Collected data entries
==*==
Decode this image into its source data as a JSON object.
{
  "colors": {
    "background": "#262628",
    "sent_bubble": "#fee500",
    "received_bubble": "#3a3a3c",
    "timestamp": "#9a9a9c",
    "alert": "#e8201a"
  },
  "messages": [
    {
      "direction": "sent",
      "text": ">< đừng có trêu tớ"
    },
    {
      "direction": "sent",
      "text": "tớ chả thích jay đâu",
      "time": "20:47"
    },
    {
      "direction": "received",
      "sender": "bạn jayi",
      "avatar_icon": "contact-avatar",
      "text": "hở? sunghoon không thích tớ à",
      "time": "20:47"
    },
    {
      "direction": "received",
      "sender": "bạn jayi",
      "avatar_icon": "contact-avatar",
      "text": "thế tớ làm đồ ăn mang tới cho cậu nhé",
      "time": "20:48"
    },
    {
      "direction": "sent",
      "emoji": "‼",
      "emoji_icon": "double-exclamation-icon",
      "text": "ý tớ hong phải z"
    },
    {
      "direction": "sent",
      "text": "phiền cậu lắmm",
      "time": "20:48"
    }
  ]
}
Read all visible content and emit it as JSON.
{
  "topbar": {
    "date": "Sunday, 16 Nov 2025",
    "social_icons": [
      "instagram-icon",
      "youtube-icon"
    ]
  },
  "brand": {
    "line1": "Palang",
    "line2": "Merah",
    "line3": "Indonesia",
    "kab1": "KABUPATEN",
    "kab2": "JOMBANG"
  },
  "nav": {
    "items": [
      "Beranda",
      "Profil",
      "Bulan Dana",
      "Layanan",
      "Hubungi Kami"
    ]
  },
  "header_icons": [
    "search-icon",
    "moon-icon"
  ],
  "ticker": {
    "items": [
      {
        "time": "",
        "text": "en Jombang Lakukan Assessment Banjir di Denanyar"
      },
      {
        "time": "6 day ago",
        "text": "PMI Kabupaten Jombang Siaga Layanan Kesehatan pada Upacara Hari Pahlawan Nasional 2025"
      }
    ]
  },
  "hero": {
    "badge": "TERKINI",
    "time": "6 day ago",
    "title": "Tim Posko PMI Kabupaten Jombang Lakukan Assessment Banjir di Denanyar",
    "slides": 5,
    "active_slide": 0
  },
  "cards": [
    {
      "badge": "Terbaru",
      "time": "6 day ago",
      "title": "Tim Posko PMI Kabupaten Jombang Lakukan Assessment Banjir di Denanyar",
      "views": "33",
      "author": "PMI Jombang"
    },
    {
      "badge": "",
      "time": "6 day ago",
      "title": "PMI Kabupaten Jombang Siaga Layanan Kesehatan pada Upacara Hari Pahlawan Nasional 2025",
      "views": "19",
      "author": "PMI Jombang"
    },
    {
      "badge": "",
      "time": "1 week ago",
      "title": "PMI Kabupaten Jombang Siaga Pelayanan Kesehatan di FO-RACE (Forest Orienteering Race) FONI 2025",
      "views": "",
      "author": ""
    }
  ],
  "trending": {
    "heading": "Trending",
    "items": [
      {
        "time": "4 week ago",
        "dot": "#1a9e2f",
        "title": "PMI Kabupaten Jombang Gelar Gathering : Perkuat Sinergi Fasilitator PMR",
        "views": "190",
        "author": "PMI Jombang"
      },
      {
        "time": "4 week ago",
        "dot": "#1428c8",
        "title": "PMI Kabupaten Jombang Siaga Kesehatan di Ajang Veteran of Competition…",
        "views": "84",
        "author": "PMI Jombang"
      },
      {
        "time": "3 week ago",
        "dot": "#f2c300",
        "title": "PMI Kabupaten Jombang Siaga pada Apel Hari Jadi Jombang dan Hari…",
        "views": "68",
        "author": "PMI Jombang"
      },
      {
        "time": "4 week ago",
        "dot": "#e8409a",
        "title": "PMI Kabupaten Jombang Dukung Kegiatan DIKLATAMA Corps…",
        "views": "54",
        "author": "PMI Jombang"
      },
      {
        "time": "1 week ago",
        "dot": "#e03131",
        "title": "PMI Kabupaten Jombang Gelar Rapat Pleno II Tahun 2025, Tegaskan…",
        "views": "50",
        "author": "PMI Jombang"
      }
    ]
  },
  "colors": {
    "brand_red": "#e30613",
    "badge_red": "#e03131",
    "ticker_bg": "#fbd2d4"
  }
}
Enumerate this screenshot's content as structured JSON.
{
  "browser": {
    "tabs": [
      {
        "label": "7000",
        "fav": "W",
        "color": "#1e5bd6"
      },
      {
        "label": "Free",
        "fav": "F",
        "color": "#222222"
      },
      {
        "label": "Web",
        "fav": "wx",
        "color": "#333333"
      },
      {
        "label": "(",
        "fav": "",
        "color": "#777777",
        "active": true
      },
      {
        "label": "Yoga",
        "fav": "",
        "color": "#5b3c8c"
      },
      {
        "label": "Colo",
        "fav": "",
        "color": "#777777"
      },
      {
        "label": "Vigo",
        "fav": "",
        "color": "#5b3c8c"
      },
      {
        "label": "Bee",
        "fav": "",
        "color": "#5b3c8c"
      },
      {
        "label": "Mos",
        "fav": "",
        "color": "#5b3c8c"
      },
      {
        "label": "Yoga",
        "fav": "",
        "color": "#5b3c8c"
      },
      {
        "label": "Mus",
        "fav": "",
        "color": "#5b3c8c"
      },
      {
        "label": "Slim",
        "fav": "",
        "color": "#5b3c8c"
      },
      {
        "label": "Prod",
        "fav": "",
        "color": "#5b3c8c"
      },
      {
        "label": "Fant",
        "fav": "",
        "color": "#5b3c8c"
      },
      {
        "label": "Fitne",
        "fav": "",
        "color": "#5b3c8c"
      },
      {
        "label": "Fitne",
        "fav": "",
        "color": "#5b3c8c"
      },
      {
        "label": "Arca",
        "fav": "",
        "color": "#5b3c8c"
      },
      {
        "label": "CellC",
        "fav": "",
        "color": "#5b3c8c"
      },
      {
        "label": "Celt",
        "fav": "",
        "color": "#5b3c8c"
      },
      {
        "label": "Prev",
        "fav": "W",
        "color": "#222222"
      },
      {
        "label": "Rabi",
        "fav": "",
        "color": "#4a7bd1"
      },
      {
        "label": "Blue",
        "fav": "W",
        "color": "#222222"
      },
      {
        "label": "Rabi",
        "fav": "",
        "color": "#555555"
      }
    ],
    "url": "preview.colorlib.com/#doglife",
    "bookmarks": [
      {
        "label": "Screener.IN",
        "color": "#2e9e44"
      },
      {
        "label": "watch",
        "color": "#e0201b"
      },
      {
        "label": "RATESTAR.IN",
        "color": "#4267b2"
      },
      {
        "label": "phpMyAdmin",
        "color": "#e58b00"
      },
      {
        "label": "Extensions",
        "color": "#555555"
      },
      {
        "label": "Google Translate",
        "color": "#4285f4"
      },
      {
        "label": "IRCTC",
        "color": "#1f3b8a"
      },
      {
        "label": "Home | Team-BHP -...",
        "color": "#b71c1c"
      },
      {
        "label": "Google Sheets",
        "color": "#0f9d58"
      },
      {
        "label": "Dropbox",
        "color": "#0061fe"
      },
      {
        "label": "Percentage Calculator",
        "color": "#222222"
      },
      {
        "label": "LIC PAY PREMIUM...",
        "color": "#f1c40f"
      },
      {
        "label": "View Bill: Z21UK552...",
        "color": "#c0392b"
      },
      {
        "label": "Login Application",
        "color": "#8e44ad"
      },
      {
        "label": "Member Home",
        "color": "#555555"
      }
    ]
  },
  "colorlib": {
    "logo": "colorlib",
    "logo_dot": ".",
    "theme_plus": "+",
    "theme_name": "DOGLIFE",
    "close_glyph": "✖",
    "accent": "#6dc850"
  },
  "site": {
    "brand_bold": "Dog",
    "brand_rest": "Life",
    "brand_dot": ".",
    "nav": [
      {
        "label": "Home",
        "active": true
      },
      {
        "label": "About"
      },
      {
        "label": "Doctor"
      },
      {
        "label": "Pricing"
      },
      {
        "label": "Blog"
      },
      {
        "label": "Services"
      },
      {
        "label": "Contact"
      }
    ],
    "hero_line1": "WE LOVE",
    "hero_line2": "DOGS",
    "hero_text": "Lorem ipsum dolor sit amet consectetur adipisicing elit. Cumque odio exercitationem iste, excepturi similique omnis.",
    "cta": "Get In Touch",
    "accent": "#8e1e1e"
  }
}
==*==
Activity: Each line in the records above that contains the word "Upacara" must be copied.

Task output:
        "text": "PMI Kabupaten Jombang Siaga Layanan Kesehatan pada Upacara Hari Pahlawan Nasional 2025"
      "title": "PMI Kabupaten Jombang Siaga Layanan Kesehatan pada Upacara Hari Pahlawan Nasional 2025",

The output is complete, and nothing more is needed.